The miners were right. Without gold backing there was no discipline and the U.S. Government was given an open credit card with seemingly no limits. In 1971 US Debt was less than a trillion dollars and now it is over 23 trillion dollars.


The Securities and Exchange Commission is supposed to control insider trading. When the SEC was formed by President Franklin Roosevelt in 1934 he put Joseph Kennedy in charge. The father of future President John F Kennedy had a reputation as a rum runner and inside trader. When FDR was asked why he appointed Joe Kennedy he was reported to have said, “It takes a crook to catch a crook.” Things haven’t changed much. The SEC will send a small player like Martha Stewart to jail but will ignore Bernie Madoff stealing billions from investors in a Ponzi scheme, even though the SEC had been warned numerous times. Rep. Gary Ackerman of the subcommittee overseeing the SEC remarked. “The SEC can’t find their own ass with both hands with the light on.”


The Commodities Futures Trading Commission is also supposed to be providing oversight too but are about as effective as the SEC.


President Trump has vowed to drain the swamp but has been busy most of his first term fighting for survival against TPTB. Last week he may have won a decisive victory by surviving his impeachment trial. I think TPTB are starting to lose their power as the public are starting to see the man behind the curtain. Trump may even return to a Gold Standard with a Second Term. If so, gold and silver will pop in a crackup boom and make up for lost time. The deeper a beachball has been held underwater the quicker and higher it will launch out of water with no one holding it down. At the very least these metals will rise many multiples of their current price like they have before.


When I worked at Sunshine Mine in 1971 silver was $1.50/oz. Back when there was less of a manipulated market it had gone up to $50 by 1980. It was manipulated down again to around $3/oz as we entered the 3rd Millennium. Silver fought its way back up to near $50 again by 2011 but the battle against silver went on. Today the price is close to $18 and seems prepared to rise to again to new heights.

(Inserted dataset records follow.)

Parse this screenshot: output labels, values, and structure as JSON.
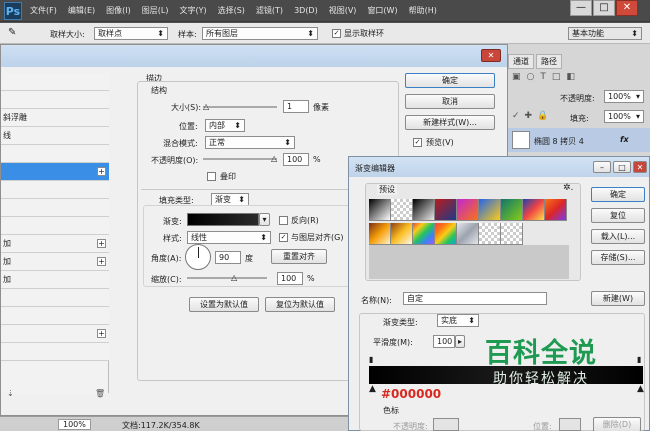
{
  "app": {
    "logo": "Ps"
  },
  "menu": [
    "文件(F)",
    "编辑(E)",
    "图像(I)",
    "图层(L)",
    "文字(Y)",
    "选择(S)",
    "滤镜(T)",
    "3D(D)",
    "视图(V)",
    "窗口(W)",
    "帮助(H)"
  ],
  "window_controls": {
    "minimize": "—",
    "restore": "□",
    "close": "✕"
  },
  "options_bar": {
    "sample_size_label": "取样大小:",
    "sample_size_value": "取样点",
    "sample_label": "样本:",
    "sample_value": "所有图层",
    "show_ring_label": "显示取样环",
    "workspace": "基本功能"
  },
  "layer_style": {
    "title_close": "✕",
    "list_items": [
      "",
      "",
      "斜浮雕",
      "线",
      "",
      "",
      "",
      "",
      "",
      "加",
      "加",
      "加",
      "",
      "",
      "",
      ""
    ],
    "stroke": {
      "section": "描边",
      "structure": "结构",
      "size_label": "大小(S):",
      "size_value": "1",
      "size_unit": "像素",
      "position_label": "位置:",
      "position_value": "内部",
      "blend_label": "混合模式:",
      "blend_value": "正常",
      "opacity_label": "不透明度(O):",
      "opacity_value": "100",
      "opacity_unit": "%",
      "overprint_label": "叠印",
      "fill_type_label": "填充类型:",
      "fill_type_value": "渐变",
      "gradient_label": "渐变:",
      "reverse_label": "反向(R)",
      "style_label": "样式:",
      "style_value": "线性",
      "align_label": "与图层对齐(G)",
      "angle_label": "角度(A):",
      "angle_value": "90",
      "angle_unit": "度",
      "reset_align": "重置对齐",
      "scale_label": "缩放(C):",
      "scale_value": "100",
      "scale_unit": "%",
      "default_set": "设置为默认值",
      "default_reset": "复位为默认值"
    },
    "buttons": {
      "ok": "确定",
      "cancel": "取消",
      "new_style": "新建样式(W)...",
      "preview": "预览(V)"
    }
  },
  "layers_panel": {
    "tabs": [
      "通道",
      "路径"
    ],
    "opacity_label": "不透明度:",
    "opacity_value": "100%",
    "fill_label": "填充:",
    "fill_value": "100%",
    "layer_name": "椭圆 8 拷贝 4",
    "fx": "fx"
  },
  "gradient_editor": {
    "title": "渐变编辑器",
    "presets_label": "预设",
    "buttons": {
      "ok": "确定",
      "reset": "复位",
      "load": "载入(L)...",
      "save": "存储(S)...",
      "new": "新建(W)"
    },
    "name_label": "名称(N):",
    "name_value": "自定",
    "type_label": "渐变类型:",
    "type_value": "实底",
    "smooth_label": "平滑度(M):",
    "smooth_value": "100",
    "color_annotation": "#000000",
    "stops_label": "色标",
    "stop_opacity_label": "不透明度:",
    "stop_location_label": "位置:",
    "delete_label": "删除(D)",
    "presets": [
      "#000000,#ffffff",
      "checker",
      "#000000,transparent",
      "#b91c1c,#1e3a8a",
      "#c026d3,#f97316",
      "#2563eb,#facc15",
      "#0f766e,#84cc16",
      "#1e40af,#ef4444,#fde047",
      "#f97316,#dc2626,#7c3aed",
      "#7c2d12,#f59e0b,#fef3c7",
      "#92400e,#fbbf24,#fff7ed",
      "#ef4444,#facc15,#22c55e,#3b82f6,#a855f7",
      "#ef4444,#f97316,#facc15,#22c55e,#0ea5e9",
      "#e5e7eb,#9ca3af,#e5e7eb",
      "checker",
      "checker"
    ]
  },
  "watermark": {
    "line1": "百科全说",
    "line2": "助你轻松解决"
  },
  "status_bar": {
    "zoom": "100%",
    "doc": "文档:117.2K/354.8K"
  }
}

The victims that Bernie Madoff bilked had their money in paper IOU’s and they lost it all. Physical silver and gold has its ups and downs but it will never go to nothing. Buy physical silver at these prices while you still can.